** PROBLEM TO WORK ON **
Across all entries below, how many lines include "Cart"? Only the number, please.

Dataset rows describing interfaces
___
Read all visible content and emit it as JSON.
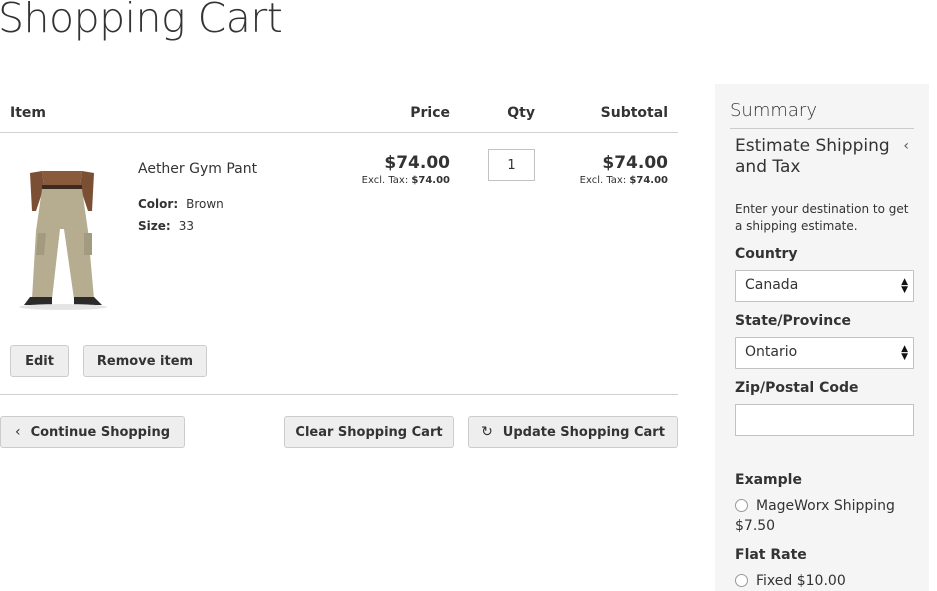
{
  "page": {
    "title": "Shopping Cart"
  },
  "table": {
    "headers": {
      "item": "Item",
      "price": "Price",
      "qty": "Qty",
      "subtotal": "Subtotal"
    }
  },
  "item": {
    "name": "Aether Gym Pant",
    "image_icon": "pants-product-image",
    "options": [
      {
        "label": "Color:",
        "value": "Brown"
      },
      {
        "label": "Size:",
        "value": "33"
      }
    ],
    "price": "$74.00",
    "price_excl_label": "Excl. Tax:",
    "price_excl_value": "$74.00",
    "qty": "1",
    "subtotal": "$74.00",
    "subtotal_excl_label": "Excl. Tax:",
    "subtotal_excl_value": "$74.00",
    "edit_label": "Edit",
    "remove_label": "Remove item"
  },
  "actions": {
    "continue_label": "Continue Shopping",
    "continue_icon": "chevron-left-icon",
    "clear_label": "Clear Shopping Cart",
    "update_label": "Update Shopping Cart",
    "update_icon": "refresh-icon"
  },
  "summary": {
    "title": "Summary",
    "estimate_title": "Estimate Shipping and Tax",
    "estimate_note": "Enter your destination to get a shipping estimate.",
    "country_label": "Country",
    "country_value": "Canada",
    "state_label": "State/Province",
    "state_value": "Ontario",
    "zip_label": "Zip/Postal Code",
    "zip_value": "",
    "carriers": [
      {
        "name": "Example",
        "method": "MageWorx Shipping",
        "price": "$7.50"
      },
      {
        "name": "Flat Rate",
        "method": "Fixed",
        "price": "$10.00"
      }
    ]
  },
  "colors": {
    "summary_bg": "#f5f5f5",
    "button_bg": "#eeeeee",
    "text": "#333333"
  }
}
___
** REPLY **
3